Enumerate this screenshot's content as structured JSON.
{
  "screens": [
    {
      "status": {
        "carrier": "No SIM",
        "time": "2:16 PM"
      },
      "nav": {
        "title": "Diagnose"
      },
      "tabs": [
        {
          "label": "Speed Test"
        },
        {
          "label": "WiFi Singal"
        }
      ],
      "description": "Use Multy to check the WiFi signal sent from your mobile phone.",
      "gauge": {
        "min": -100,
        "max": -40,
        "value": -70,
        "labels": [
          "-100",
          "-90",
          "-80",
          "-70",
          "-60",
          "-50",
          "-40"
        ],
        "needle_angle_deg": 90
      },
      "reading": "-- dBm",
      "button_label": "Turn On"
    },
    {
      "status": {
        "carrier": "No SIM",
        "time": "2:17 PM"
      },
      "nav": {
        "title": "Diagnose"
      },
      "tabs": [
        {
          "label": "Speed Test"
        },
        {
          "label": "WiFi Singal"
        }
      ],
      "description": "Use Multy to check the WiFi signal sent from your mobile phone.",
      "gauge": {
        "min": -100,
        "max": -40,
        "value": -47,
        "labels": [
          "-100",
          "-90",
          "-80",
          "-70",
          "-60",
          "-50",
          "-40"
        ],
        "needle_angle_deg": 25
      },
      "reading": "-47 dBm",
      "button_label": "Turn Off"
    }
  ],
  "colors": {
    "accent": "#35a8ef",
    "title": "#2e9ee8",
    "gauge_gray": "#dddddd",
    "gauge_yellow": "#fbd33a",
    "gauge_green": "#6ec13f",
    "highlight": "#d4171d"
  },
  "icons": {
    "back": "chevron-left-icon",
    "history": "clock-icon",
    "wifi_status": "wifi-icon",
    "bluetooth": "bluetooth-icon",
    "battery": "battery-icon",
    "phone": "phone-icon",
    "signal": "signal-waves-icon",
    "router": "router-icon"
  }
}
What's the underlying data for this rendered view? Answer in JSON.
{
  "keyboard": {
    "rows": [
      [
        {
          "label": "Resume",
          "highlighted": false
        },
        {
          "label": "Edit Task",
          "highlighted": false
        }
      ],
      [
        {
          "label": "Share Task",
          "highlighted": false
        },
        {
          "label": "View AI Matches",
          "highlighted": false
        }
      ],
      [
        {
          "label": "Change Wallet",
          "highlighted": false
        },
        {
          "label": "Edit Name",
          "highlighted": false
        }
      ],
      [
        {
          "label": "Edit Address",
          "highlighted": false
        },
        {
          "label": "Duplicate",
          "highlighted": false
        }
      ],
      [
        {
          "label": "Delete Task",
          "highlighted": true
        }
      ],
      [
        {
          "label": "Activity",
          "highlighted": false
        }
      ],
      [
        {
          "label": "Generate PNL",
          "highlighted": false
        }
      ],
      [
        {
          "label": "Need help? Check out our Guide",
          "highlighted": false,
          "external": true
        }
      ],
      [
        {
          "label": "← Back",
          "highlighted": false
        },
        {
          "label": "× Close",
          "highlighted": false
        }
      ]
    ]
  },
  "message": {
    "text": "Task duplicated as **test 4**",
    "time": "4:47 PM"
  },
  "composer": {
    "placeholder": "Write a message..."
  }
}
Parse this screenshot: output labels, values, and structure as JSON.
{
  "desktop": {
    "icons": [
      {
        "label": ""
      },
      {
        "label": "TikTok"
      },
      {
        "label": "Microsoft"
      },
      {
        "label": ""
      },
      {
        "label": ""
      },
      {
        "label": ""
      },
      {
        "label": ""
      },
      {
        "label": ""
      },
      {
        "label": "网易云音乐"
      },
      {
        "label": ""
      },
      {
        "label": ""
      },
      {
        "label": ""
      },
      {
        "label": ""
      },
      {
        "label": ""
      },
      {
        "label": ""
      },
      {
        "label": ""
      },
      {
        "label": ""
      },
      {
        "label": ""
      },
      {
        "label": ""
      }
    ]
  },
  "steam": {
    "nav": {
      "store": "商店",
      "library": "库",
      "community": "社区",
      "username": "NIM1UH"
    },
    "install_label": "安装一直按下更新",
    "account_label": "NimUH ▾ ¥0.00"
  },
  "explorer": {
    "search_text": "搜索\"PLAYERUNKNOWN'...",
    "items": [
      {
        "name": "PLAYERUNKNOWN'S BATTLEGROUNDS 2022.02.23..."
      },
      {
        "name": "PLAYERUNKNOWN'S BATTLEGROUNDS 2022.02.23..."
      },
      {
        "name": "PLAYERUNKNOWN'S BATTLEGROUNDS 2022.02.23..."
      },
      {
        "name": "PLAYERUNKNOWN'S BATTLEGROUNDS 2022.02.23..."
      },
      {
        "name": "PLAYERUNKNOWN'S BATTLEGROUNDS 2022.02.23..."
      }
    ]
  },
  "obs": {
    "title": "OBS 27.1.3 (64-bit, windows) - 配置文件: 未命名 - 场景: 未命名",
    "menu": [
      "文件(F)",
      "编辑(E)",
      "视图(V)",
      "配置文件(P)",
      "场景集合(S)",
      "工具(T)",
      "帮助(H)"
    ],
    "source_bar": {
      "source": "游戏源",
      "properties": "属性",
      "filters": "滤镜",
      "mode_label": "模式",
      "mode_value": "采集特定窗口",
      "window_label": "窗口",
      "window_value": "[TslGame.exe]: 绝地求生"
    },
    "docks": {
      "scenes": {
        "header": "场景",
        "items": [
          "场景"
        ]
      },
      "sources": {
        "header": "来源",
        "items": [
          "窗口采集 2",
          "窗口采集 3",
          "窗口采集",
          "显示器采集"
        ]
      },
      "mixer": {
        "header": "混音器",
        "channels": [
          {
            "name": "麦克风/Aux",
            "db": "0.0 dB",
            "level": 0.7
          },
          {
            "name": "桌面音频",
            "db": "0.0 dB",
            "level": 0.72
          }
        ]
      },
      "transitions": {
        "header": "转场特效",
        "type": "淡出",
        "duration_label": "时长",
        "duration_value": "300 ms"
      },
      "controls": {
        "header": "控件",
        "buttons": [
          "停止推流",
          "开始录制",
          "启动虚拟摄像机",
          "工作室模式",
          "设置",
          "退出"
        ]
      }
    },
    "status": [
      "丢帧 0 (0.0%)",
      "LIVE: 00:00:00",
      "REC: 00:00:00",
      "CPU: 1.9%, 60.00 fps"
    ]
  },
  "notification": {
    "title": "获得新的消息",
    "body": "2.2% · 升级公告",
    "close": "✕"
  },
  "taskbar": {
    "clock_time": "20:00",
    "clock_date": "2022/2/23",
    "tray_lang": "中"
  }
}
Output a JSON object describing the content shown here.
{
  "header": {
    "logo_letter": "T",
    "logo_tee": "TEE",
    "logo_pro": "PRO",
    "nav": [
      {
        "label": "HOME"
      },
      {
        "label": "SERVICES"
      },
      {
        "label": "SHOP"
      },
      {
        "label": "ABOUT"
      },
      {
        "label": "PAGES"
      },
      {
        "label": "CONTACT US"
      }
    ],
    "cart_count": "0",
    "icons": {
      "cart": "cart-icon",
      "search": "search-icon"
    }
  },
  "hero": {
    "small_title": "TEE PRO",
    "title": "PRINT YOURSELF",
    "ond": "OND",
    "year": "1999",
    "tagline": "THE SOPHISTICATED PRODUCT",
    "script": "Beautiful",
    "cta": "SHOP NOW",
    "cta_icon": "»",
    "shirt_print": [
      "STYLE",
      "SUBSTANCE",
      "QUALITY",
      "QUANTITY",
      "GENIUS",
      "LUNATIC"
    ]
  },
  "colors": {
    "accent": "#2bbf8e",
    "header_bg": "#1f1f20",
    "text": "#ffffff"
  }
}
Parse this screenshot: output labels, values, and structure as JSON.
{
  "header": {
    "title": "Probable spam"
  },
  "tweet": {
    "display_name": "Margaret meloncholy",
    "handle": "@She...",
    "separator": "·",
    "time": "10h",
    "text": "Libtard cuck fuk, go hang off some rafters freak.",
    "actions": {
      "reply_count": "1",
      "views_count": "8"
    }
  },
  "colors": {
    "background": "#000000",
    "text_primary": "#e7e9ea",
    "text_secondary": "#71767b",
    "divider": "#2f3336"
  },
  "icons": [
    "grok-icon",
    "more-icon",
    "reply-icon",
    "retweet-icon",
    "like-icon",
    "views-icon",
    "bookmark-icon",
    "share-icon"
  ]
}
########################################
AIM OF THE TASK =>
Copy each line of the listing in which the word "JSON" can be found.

RESPONSE TO THE TASK =>
Enumerate this screenshot's content as structured JSON.
What's the underlying data for this rendered view? Answer in JSON.
Parse this screenshot: output labels, values, and structure as JSON.
Output a JSON object describing the content shown here.
Parse this screenshot: output labels, values, and structure as JSON.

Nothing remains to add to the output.